Scan the entries below for the word "未成年人保护法" and copy every line in which it occurs.
Start of EXERCISE DATA
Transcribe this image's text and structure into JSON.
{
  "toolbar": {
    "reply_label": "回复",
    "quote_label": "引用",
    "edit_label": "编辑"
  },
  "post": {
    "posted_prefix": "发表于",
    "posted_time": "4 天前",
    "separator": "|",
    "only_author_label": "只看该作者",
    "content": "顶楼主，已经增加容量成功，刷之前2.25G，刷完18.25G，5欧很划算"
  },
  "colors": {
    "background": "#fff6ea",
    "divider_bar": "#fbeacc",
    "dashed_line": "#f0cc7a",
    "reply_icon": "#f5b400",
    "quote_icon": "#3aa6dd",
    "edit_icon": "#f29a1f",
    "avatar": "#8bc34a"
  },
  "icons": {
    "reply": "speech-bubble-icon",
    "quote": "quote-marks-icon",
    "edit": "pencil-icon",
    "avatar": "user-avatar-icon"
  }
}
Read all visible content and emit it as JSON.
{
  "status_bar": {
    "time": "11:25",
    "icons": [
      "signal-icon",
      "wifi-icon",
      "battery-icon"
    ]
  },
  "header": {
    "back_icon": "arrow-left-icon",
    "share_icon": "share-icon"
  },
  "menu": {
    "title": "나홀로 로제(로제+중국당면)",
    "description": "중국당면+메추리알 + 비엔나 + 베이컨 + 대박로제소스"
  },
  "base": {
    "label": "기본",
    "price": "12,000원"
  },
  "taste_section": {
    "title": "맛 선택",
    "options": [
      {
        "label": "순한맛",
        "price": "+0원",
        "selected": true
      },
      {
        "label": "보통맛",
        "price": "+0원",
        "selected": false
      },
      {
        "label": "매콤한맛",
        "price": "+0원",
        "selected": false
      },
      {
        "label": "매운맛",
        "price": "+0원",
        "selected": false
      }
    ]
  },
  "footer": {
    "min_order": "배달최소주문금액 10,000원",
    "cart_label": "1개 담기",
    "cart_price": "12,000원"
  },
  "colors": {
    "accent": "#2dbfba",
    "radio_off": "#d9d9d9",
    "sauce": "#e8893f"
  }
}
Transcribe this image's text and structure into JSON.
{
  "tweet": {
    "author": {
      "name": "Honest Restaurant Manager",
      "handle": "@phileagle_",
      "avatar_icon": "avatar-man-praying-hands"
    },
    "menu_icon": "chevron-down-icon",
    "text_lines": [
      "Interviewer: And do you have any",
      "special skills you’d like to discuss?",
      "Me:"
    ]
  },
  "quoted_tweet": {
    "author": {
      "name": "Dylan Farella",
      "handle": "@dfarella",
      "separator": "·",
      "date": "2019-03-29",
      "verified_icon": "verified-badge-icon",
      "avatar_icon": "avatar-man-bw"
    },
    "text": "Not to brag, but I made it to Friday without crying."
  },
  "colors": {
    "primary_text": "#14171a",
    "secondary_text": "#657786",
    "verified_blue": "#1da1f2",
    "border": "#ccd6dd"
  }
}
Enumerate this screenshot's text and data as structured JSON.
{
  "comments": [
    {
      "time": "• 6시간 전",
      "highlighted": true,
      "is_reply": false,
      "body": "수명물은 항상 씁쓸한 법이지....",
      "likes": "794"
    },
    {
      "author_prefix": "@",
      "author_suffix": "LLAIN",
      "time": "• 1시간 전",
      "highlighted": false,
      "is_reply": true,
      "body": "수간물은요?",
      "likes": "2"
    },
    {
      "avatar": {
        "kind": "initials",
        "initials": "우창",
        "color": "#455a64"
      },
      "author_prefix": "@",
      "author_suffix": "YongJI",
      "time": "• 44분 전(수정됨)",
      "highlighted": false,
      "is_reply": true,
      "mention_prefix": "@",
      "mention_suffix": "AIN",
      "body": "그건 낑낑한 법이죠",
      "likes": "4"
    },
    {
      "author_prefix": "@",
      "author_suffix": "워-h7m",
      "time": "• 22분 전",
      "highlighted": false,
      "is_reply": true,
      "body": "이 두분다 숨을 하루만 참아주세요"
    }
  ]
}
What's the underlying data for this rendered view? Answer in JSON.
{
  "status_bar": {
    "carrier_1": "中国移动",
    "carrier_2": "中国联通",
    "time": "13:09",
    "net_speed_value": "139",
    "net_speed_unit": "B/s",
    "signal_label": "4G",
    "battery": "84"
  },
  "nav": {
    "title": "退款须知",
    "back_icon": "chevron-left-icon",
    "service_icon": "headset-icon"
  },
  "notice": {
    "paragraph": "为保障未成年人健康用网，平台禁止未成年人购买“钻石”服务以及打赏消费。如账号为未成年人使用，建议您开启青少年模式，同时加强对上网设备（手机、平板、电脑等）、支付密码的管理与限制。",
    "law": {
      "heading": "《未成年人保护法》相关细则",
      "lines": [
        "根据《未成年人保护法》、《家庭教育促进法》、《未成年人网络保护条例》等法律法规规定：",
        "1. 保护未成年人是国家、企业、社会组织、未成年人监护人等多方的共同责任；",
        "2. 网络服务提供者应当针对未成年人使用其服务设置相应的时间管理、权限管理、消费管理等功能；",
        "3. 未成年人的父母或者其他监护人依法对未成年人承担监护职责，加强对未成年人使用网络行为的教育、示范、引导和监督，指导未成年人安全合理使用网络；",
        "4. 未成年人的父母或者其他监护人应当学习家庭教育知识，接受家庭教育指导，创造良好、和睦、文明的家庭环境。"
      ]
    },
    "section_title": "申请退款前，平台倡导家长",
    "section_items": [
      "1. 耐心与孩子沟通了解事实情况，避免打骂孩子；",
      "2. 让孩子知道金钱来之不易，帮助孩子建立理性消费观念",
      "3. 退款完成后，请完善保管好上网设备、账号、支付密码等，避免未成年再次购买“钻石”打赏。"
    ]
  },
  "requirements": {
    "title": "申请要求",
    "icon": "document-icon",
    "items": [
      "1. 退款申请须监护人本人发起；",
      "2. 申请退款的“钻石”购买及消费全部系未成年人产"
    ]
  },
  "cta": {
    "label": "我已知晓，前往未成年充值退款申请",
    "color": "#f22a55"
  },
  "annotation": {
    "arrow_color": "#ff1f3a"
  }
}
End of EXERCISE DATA
_WRITTEN ANSWER:_
      "heading": "《未成年人保护法》相关细则",
        "根据《未成年人保护法》、《家庭教育促进法》、《未成年人网络保护条例》等法律法规规定：",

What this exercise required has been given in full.